(The problem) When a line of the listing below has the string "Create" in it, copy that line.

(Material supplied)
══════════

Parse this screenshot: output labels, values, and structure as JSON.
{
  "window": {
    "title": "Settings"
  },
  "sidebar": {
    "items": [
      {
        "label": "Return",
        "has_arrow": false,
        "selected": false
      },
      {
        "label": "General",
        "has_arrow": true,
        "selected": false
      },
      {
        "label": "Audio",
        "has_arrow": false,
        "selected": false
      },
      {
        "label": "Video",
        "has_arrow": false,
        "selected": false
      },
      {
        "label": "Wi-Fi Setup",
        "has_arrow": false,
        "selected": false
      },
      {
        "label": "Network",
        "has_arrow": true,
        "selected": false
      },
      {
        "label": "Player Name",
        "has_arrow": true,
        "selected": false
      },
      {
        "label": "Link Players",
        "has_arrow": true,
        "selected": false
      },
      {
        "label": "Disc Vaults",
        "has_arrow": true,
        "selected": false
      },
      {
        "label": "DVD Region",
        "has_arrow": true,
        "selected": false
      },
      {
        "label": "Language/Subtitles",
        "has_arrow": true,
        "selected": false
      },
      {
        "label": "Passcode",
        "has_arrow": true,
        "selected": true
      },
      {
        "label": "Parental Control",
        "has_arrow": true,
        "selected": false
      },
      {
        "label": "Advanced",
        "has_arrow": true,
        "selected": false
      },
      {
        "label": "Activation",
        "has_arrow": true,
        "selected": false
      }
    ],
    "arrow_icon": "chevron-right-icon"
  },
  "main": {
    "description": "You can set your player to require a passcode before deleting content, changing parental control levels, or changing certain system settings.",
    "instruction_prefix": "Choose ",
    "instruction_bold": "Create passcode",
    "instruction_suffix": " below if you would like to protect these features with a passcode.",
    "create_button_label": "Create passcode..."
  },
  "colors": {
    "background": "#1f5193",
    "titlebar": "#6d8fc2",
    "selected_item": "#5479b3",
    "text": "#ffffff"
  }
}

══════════

(Exercise answer)
    "instruction_bold": "Create passcode",
    "create_button_label": "Create passcode..."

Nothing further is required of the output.